> Work instruction
Output the data below in full, character for character.

> The input
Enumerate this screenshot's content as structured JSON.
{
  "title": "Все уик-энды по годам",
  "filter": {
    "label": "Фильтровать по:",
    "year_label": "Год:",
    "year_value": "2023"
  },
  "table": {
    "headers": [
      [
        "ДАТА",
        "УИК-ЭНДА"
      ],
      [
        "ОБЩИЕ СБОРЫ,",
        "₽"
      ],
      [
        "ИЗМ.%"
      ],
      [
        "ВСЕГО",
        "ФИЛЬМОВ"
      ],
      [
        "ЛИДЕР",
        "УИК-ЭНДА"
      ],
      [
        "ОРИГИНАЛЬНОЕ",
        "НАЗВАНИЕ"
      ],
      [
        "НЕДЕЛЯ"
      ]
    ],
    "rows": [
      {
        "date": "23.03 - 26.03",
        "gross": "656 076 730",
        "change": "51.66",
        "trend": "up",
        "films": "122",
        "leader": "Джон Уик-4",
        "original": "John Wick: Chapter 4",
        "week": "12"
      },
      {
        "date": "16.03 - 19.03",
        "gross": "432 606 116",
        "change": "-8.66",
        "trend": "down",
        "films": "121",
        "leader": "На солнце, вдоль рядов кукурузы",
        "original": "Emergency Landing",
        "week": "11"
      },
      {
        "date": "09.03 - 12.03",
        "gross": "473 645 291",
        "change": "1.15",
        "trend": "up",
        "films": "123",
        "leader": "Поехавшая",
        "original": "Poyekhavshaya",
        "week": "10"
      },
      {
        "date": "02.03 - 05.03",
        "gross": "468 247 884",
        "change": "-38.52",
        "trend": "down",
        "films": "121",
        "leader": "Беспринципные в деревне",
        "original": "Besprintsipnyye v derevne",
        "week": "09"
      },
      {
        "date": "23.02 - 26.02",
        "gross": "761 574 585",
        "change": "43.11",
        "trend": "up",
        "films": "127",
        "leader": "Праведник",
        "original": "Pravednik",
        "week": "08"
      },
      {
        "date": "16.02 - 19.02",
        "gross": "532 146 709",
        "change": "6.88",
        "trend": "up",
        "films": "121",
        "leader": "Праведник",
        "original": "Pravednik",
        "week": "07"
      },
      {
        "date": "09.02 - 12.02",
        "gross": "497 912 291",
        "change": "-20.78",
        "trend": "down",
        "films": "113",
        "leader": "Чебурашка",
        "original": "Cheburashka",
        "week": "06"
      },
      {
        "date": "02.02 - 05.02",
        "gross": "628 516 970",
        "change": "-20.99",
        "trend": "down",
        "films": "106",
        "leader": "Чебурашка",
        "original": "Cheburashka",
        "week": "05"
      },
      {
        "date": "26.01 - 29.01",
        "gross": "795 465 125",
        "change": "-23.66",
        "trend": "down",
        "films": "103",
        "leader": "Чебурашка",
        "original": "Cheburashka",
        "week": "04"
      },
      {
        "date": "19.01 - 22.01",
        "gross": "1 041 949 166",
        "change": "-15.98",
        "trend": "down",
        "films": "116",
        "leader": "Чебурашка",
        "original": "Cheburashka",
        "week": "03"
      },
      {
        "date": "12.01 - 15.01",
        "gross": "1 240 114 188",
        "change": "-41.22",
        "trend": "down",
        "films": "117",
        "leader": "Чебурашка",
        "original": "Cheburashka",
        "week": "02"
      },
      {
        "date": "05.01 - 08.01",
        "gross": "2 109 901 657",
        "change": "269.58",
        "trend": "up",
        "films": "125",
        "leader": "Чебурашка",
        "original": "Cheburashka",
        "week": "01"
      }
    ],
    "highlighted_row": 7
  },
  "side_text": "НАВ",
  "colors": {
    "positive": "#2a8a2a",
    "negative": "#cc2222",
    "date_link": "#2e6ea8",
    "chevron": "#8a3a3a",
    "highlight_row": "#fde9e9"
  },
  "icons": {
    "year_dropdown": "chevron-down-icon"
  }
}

> Exercise output
Enumerate this screenshot's content as structured JSON.
{
  "title": "Все уик-энды по годам",
  "filter": {
    "label": "Фильтровать по:",
    "year_label": "Год:",
    "year_value": "2023"
  },
  "table": {
    "headers": [
      [
        "ДАТА",
        "УИК-ЭНДА"
      ],
      [
        "ОБЩИЕ СБОРЫ,",
        "₽"
      ],
      [
        "ИЗМ.%"
      ],
      [
        "ВСЕГО",
        "ФИЛЬМОВ"
      ],
      [
        "ЛИДЕР",
        "УИК-ЭНДА"
      ],
      [
        "ОРИГИНАЛЬНОЕ",
        "НАЗВАНИЕ"
      ],
      [
        "НЕДЕЛЯ"
      ]
    ],
    "rows": [
      {
        "date": "23.03 - 26.03",
        "gross": "656 076 730",
        "change": "51.66",
        "trend": "up",
        "films": "122",
        "leader": "Джон Уик-4",
        "original": "John Wick: Chapter 4",
        "week": "12"
      },
      {
        "date": "16.03 - 19.03",
        "gross": "432 606 116",
        "change": "-8.66",
        "trend": "down",
        "films": "121",
        "leader": "На солнце, вдоль рядов кукурузы",
        "original": "Emergency Landing",
        "week": "11"
      },
      {
        "date": "09.03 - 12.03",
        "gross": "473 645 291",
        "change": "1.15",
        "trend": "up",
        "films": "123",
        "leader": "Поехавшая",
        "original": "Poyekhavshaya",
        "week": "10"
      },
      {
        "date": "02.03 - 05.03",
        "gross": "468 247 884",
        "change": "-38.52",
        "trend": "down",
        "films": "121",
        "leader": "Беспринципные в деревне",
        "original": "Besprintsipnyye v derevne",
        "week": "09"
      },
      {
        "date": "23.02 - 26.02",
        "gross": "761 574 585",
        "change": "43.11",
        "trend": "up",
        "films": "127",
        "leader": "Праведник",
        "original": "Pravednik",
        "week": "08"
      },
      {
        "date": "16.02 - 19.02",
        "gross": "532 146 709",
        "change": "6.88",
        "trend": "up",
        "films": "121",
        "leader": "Праведник",
        "original": "Pravednik",
        "week": "07"
      },
      {
        "date": "09.02 - 12.02",
        "gross": "497 912 291",
        "change": "-20.78",
        "trend": "down",
        "films": "113",
        "leader": "Чебурашка",
        "original": "Cheburashka",
        "week": "06"
      },
      {
        "date": "02.02 - 05.02",
        "gross": "628 516 970",
        "change": "-20.99",
        "trend": "down",
        "films": "106",
        "leader": "Чебурашка",
        "original": "Cheburashka",
        "week": "05"
      },
      {
        "date": "26.01 - 29.01",
        "gross": "795 465 125",
        "change": "-23.66",
        "trend": "down",
        "films": "103",
        "leader": "Чебурашка",
        "original": "Cheburashka",
        "week": "04"
      },
      {
        "date": "19.01 - 22.01",
        "gross": "1 041 949 166",
        "change": "-15.98",
        "trend": "down",
        "films": "116",
        "leader": "Чебурашка",
        "original": "Cheburashka",
        "week": "03"
      },
      {
        "date": "12.01 - 15.01",
        "gross": "1 240 114 188",
        "change": "-41.22",
        "trend": "down",
        "films": "117",
        "leader": "Чебурашка",
        "original": "Cheburashka",
        "week": "02"
      },
      {
        "date": "05.01 - 08.01",
        "gross": "2 109 901 657",
        "change": "269.58",
        "trend": "up",
        "films": "125",
        "leader": "Чебурашка",
        "original": "Cheburashka",
        "week": "01"
      }
    ],
    "highlighted_row": 7
  },
  "side_text": "НАВ",
  "colors": {
    "positive": "#2a8a2a",
    "negative": "#cc2222",
    "date_link": "#2e6ea8",
    "chevron": "#8a3a3a",
    "highlight_row": "#fde9e9"
  },
  "icons": {
    "year_dropdown": "chevron-down-icon"
  }
}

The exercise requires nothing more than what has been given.